▼▼▼

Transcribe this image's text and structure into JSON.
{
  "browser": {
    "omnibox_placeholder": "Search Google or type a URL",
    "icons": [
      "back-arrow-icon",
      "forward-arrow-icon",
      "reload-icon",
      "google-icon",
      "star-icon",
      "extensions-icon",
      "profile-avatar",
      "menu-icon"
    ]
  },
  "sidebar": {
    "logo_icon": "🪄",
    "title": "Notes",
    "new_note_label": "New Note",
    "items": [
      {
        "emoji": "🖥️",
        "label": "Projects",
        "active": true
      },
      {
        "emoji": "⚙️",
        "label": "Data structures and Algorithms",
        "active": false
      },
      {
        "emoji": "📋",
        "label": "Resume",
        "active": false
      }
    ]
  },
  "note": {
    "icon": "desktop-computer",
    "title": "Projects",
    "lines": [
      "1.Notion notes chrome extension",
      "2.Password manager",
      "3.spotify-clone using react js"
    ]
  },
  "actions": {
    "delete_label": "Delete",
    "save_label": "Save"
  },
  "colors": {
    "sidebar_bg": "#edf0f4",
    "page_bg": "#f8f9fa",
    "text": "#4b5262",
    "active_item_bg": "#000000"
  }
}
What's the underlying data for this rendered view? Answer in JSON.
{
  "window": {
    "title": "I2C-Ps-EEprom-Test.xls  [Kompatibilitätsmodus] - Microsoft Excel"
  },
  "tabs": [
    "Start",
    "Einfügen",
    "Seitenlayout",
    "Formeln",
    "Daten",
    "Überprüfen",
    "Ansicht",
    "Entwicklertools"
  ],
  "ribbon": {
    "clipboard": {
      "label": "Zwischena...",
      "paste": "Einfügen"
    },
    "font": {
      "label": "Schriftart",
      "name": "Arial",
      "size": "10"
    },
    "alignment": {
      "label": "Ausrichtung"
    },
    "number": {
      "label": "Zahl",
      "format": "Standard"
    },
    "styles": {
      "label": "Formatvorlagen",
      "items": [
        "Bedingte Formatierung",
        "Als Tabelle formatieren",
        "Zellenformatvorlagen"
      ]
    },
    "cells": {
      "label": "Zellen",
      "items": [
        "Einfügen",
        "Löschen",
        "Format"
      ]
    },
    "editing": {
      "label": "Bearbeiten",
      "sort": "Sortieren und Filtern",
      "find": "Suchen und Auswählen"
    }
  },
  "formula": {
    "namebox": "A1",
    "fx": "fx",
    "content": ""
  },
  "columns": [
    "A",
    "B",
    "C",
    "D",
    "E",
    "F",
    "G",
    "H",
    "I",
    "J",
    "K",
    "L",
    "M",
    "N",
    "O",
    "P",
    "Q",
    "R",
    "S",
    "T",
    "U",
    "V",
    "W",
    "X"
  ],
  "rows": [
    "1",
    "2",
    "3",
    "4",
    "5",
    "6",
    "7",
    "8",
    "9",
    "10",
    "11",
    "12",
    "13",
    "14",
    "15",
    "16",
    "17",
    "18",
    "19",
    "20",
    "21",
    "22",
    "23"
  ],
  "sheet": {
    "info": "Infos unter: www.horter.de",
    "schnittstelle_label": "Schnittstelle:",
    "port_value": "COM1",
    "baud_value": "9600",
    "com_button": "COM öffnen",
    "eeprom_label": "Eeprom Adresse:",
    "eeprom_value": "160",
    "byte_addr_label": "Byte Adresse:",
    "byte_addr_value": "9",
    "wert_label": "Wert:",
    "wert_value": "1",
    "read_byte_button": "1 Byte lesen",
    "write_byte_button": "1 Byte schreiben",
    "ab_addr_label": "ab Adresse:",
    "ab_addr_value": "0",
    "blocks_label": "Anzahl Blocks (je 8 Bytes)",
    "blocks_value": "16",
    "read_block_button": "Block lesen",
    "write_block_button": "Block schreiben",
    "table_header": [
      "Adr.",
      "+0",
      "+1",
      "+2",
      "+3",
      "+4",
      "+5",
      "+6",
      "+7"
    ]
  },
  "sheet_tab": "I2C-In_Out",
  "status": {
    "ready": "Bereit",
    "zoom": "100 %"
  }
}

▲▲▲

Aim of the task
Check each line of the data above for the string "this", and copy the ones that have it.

Your solution
Transcribe this image's text and structure into JSON.
What's the underlying data for this rendered view? Answer in JSON.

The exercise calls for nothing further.